Material supplied |

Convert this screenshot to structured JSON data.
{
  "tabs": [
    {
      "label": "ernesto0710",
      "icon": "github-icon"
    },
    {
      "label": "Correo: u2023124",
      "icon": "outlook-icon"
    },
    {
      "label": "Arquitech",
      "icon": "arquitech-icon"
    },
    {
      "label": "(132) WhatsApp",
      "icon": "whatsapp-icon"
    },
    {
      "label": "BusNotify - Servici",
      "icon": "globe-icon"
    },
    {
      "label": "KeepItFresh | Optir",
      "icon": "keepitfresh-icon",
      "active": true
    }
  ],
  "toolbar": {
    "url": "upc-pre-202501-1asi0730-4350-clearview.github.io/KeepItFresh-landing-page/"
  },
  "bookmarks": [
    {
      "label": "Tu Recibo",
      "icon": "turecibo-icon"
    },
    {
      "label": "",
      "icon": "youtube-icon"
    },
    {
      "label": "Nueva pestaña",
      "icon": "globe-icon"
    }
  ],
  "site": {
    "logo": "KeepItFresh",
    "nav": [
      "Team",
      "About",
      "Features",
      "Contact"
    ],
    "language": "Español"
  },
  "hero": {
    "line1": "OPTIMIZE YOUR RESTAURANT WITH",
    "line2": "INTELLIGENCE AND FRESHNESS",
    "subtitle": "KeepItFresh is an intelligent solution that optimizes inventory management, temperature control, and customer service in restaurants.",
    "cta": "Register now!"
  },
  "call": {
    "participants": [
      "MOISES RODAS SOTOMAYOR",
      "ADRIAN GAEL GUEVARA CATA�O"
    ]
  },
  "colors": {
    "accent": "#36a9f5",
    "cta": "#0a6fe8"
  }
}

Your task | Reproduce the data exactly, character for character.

Answer |
Convert this screenshot to structured JSON data.
{
  "tabs": [
    {
      "label": "ernesto0710",
      "icon": "github-icon"
    },
    {
      "label": "Correo: u2023124",
      "icon": "outlook-icon"
    },
    {
      "label": "Arquitech",
      "icon": "arquitech-icon"
    },
    {
      "label": "(132) WhatsApp",
      "icon": "whatsapp-icon"
    },
    {
      "label": "BusNotify - Servici",
      "icon": "globe-icon"
    },
    {
      "label": "KeepItFresh | Optir",
      "icon": "keepitfresh-icon",
      "active": true
    }
  ],
  "toolbar": {
    "url": "upc-pre-202501-1asi0730-4350-clearview.github.io/KeepItFresh-landing-page/"
  },
  "bookmarks": [
    {
      "label": "Tu Recibo",
      "icon": "turecibo-icon"
    },
    {
      "label": "",
      "icon": "youtube-icon"
    },
    {
      "label": "Nueva pestaña",
      "icon": "globe-icon"
    }
  ],
  "site": {
    "logo": "KeepItFresh",
    "nav": [
      "Team",
      "About",
      "Features",
      "Contact"
    ],
    "language": "Español"
  },
  "hero": {
    "line1": "OPTIMIZE YOUR RESTAURANT WITH",
    "line2": "INTELLIGENCE AND FRESHNESS",
    "subtitle": "KeepItFresh is an intelligent solution that optimizes inventory management, temperature control, and customer service in restaurants.",
    "cta": "Register now!"
  },
  "call": {
    "participants": [
      "MOISES RODAS SOTOMAYOR",
      "ADRIAN GAEL GUEVARA CATA�O"
    ]
  },
  "colors": {
    "accent": "#36a9f5",
    "cta": "#0a6fe8"
  }
}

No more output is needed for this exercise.